- From Defying Hitler: A Memoir by Sebastian Haffner

More Summer Reading Lists

Wally Bock has a nice variety of lists.

[Photo by Ethan Robertson at Unsplash]

"The Man Who Re-Made Sinatra"

Commentary magazine: Terry Teachout on Nelson Riddle.

[Photo by Andrea Riondino at Unsplash]

Invading the Director's Island


Wednesday, July 14, 2021

The Real Cuba: Not a Potemkin Airbnb

Common Sense with Bari Weiss features an essay describing what living in Cuba is really like.

Political Opportunism Theme Song


Scribble, Scribble

 Steven Pressfield has wisdom from The Simpsons.

Well, Yes


Replying to
Ever get the impression we're all in an airplane hurtling to the ground at 800 mph and we're all arguing whether we want pretzels or Ritz bits

Two Questions When Pondering the News


  1. What's the Exaggeration or Crisis of the Day? [Remember the Greek debt articles?]
  2. Which truly important stories are not being covered?

Find Your Style

[Photo by Javier Reyes at Unsplash]

In-Between Fight and Flight


There is a stage between Fight and Flight. 

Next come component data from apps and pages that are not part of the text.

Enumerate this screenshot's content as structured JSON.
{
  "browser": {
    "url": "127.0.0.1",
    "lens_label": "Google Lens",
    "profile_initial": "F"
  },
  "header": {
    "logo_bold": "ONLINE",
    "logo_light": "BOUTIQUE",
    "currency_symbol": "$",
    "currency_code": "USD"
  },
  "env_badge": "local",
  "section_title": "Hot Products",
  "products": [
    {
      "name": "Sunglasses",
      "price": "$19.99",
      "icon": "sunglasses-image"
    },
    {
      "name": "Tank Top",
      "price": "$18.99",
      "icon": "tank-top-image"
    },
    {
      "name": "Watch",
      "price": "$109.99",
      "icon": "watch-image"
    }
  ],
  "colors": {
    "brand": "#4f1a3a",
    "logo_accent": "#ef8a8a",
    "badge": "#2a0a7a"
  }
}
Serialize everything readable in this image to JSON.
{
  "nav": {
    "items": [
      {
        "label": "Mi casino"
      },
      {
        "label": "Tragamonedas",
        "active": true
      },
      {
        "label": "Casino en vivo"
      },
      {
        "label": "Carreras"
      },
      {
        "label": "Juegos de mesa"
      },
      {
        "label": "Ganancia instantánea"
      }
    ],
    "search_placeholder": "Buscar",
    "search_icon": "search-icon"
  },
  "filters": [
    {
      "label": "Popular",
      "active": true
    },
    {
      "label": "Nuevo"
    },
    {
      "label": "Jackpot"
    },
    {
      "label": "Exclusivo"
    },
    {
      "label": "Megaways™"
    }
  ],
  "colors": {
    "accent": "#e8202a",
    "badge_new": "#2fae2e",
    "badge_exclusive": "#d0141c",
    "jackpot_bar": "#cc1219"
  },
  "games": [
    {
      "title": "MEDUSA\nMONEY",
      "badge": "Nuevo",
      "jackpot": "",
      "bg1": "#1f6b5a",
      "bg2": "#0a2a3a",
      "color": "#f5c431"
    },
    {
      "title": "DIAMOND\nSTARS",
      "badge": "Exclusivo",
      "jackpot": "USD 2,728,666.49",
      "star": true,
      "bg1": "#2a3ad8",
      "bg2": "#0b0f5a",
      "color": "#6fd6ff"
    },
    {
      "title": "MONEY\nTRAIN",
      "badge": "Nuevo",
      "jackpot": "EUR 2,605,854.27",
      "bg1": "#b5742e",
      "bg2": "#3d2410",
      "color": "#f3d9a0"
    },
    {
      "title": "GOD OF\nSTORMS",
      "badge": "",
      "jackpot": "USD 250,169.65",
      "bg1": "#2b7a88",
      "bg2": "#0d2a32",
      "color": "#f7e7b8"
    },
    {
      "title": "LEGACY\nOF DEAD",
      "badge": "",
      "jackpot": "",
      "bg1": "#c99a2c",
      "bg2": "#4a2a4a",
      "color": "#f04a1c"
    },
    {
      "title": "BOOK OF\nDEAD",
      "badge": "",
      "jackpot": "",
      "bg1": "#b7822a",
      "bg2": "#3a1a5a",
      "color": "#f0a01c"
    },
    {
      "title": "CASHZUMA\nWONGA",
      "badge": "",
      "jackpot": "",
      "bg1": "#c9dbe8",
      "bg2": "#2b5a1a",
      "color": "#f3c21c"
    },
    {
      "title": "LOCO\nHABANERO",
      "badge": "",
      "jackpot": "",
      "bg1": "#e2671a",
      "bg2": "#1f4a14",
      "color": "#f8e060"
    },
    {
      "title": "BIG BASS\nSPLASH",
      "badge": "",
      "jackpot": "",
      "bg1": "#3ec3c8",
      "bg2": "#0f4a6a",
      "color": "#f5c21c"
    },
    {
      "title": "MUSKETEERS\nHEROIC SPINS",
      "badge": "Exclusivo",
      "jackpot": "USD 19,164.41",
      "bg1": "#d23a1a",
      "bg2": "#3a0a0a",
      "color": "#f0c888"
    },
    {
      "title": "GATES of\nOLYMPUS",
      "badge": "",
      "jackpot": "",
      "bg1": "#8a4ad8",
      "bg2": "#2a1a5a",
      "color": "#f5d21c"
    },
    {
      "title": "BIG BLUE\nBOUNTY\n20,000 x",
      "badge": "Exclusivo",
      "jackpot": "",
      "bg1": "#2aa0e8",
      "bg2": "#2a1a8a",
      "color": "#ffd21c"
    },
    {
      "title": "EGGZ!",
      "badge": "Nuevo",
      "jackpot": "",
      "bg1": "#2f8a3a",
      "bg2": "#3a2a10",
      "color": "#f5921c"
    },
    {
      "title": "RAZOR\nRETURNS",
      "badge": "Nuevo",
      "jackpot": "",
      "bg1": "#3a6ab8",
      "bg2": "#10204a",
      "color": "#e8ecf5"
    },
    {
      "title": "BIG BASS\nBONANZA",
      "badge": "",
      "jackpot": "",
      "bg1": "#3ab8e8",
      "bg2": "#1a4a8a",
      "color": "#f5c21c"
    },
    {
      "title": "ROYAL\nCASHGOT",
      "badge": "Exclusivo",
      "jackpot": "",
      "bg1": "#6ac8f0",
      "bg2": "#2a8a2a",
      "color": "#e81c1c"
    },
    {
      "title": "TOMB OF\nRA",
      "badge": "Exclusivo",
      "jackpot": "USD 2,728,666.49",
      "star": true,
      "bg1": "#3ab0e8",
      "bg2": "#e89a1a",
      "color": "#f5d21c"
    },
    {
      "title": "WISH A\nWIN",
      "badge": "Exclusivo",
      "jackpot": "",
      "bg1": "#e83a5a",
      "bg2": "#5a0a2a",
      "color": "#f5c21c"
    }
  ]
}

It's called Freeze, Wait, or Stay.

Sometimes the stage is a wise choice. Other times it is very dangerous.

Bastille Day

City Journal: Guy Sorman explores the significance of La Bastille.

[Photo by Joe DeSousa at Unsplash]

Tuesday, July 13, 2021

Modern Times

Some of Us Talk That Way All the Time


Wit and Great Guests

 From 2018: Paul Ingrassia remembers The Dick Cavett Show.


 A conversation that took place years ago:

Manager: "These young employees aren't like us."

Department Director: "Thank God. Do you remember what screw-ups we were?"

Although that brings a smile, it should not lead to a blanket endorsement. Sometimes, there are problems exhibited by particular generations. 

Humility and introspection are important but pretending that all changes are minor deviations or even improvements may not be wise.

Monday, July 12, 2021

A Look Back: Living on a Powder Keg


Life is Often Unscheduled

Accidents. Illnesses. Problems at work or at home. Broken equipment. Delays. Unpleasant surprises. Challenges. Crises. Setbacks. 

They aren't on your schedule but they are lurking.

Bless the days when they don't appear.

Billionaire in Space. Heads on Earth Explode.

The moment I saw the videos of Sir Richard Branson in space, I knew that a swarm of critics would soon form. Such is the nature of our times.

Saturday, July 10, 2021

Films with Perspective




I read The Wall years ago while in high school. The hard-bound copy I had came with a List of Characters; a feature the new paperback version is missing.


But a great book nonetheless.